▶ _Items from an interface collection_

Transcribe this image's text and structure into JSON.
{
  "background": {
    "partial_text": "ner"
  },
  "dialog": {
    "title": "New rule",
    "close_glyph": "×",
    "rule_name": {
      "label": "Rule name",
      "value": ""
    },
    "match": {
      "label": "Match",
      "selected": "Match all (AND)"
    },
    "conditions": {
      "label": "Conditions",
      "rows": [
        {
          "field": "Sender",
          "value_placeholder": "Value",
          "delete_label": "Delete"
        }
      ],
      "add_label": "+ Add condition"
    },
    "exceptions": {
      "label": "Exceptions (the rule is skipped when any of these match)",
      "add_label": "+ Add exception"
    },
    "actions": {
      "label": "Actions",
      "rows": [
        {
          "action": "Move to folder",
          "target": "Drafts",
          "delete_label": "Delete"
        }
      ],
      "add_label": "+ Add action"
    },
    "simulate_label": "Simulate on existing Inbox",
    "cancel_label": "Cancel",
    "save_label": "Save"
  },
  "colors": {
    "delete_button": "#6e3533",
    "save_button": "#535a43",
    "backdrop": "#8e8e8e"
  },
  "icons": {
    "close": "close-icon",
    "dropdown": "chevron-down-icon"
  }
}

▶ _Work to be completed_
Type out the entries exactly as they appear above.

▶ _Your solution_
Transcribe this image's text and structure into JSON.
{
  "background": {
    "partial_text": "ner"
  },
  "dialog": {
    "title": "New rule",
    "close_glyph": "×",
    "rule_name": {
      "label": "Rule name",
      "value": ""
    },
    "match": {
      "label": "Match",
      "selected": "Match all (AND)"
    },
    "conditions": {
      "label": "Conditions",
      "rows": [
        {
          "field": "Sender",
          "value_placeholder": "Value",
          "delete_label": "Delete"
        }
      ],
      "add_label": "+ Add condition"
    },
    "exceptions": {
      "label": "Exceptions (the rule is skipped when any of these match)",
      "add_label": "+ Add exception"
    },
    "actions": {
      "label": "Actions",
      "rows": [
        {
          "action": "Move to folder",
          "target": "Drafts",
          "delete_label": "Delete"
        }
      ],
      "add_label": "+ Add action"
    },
    "simulate_label": "Simulate on existing Inbox",
    "cancel_label": "Cancel",
    "save_label": "Save"
  },
  "colors": {
    "delete_button": "#6e3533",
    "save_button": "#535a43",
    "backdrop": "#8e8e8e"
  },
  "icons": {
    "close": "close-icon",
    "dropdown": "chevron-down-icon"
  }
}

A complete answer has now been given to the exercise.